Only four out of 10 cancer drugs granted accelerated approval by the Food and Drug Administration (FDA) demonstrated a clinical benefit in follow-up trials, researchers recently reported.


The FDA may grant accelerated approval based on surrogate markers, such as overall response rate or progression-free survival. These therapies are expected to undergo further testing to confirm that they do, in fact, offer clinical benefits, such as improved overall survival or better quality of life.


Of the 129 indications that received accelerated approval during 2013—2023, 48 were converted to regular approval. Of these, 19 (40%) were converted based on overall survival, meaning 60% were based on surrogate measures. Among 46 indications with more than five years of follow-up, only 20 demonstrated a clinical benefit in confirmatory trials.

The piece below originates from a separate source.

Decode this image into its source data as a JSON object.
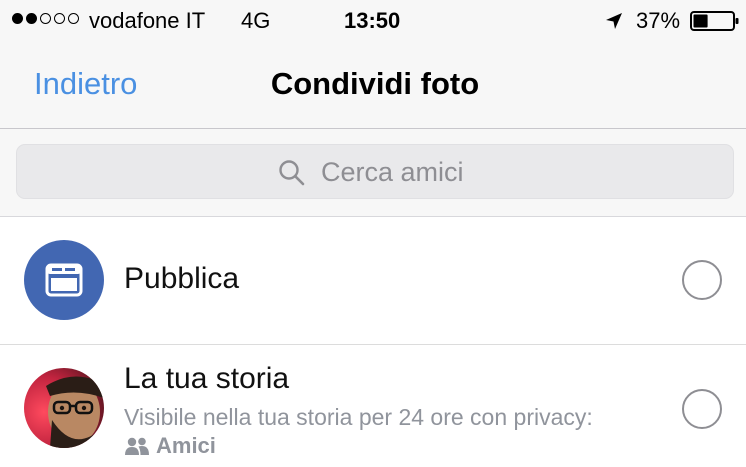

“Patients should be clearly informed about the cancer drugs that use the accelerated approval pathway and do not end up showing benefits in patient-centered clinical outcomes,” Ian Liu MD, JD, MPH, of Brigham and Women’s Hospital, and colleagues concluded.